PROBLEM TO SOLVE: Your answer should show every line of the material below that includes "title".
# # # #
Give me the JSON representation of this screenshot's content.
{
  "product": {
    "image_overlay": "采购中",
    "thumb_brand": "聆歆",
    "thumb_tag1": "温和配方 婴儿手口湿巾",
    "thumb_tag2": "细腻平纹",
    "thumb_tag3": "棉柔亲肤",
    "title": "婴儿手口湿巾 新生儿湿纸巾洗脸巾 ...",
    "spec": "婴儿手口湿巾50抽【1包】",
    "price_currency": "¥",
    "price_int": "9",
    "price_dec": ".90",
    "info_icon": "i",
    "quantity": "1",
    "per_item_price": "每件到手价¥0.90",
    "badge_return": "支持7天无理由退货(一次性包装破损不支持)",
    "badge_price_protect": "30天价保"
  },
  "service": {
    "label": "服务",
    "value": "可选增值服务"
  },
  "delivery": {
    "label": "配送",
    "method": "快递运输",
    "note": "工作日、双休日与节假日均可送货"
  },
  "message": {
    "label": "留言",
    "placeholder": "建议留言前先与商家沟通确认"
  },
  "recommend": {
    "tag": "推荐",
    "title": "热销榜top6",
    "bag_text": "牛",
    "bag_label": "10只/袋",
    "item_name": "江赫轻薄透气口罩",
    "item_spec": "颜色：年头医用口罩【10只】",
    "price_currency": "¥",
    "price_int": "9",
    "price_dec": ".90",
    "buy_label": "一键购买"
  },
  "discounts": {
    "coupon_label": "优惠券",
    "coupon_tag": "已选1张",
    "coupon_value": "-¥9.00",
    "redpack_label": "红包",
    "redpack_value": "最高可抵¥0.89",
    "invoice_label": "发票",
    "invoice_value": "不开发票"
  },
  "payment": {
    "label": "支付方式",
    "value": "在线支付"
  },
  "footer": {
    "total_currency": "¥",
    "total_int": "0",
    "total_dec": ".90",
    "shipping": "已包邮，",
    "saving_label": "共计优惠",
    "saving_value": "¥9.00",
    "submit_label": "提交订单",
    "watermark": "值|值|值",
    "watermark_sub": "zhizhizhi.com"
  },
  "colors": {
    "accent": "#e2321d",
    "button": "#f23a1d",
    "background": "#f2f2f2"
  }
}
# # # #
EXERCISE RESULT:
    "title": "婴儿手口湿巾 新生儿湿纸巾洗脸巾 ...",
    "title": "热销榜top6",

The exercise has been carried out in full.